Let k be a field of characteristic zero, let G be a connected reductive algebraic group over k and let g be its Lie algebra. Let k(G), respectively, k(g), be the field of k- rational functions on G, respectively, g. The conjugation action of G on itself induces the adjoint action of G on g. We investigate the question whether or not the field extensions k(G)/k(G)^G and k(g)/k(g)^G are purely transcendental. We show that the answer is the same for k(G)/k(G)^G and k(g)/k(g)^G, and reduce the problem to the case where G is simple. For simple groups we show that the answer is positive if G is split of type A_n or C_n, and negative for groups of other types, except possibly G_2. A key ingredient in the proof of the negative result is a recent formula for the unramified Brauer group of a homogeneous space with connected stabilizers. As a byproduct of our investigation we give an affirmative answer to a question of Grothendieck about the existence of a rational section of the categorical quotient morphism for the conjugating action of G on itself.

Let G be a connected semisimple algebraic group over an algebraically closed field k. In 1965 Steinberg proved that if G is simply connected, then in G there exists a closed irreducible cross-section of the set of closures of regular conjugacy classes. We prove that in arbitrary G such a cross-section exists if and only if the universal covering isogeny Ĝ → G is bijective; this answers Grothendieck's question cited in the epigraph. In particular, for char k = 0, the converse to Steinberg's theorem holds.

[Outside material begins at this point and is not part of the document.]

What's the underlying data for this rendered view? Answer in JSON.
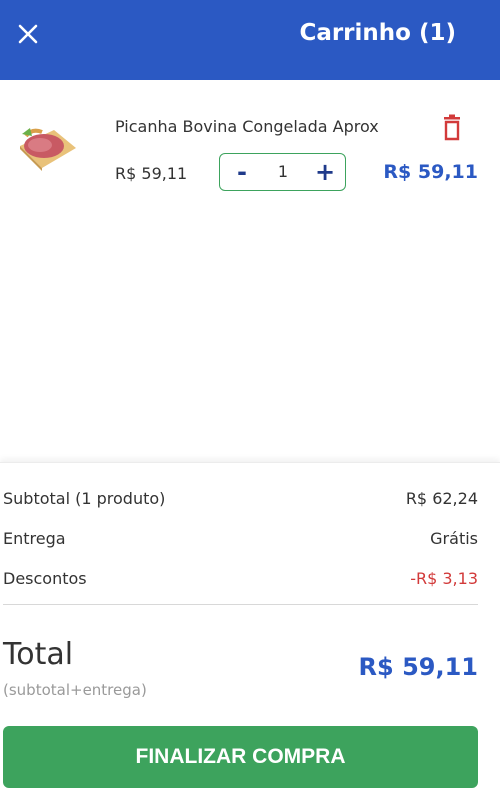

The existence of a cross-section in G implies, at least for char k = 0, that the algebra k[G]G of class functions on G is generated by rk G elements. We describe, for arbitrary G, a minimal generating set of k[G]G and that of the representation ring of G and answer two Grothendieck's questions on constructing generating sets of k[G]G. We prove the existence of a rational (i.e., local) section of the quotient morphism for arbitrary G and the existence of a rational cross-section in G (for char k = 0, this has been proved earlier); this answers the other question cited in the epigraph. We also prove that the existence of a rational section is equivalent to the existence of a rational W-equivariant map T- - - >G/T where T is a maximal torus of G and W the Weyl group.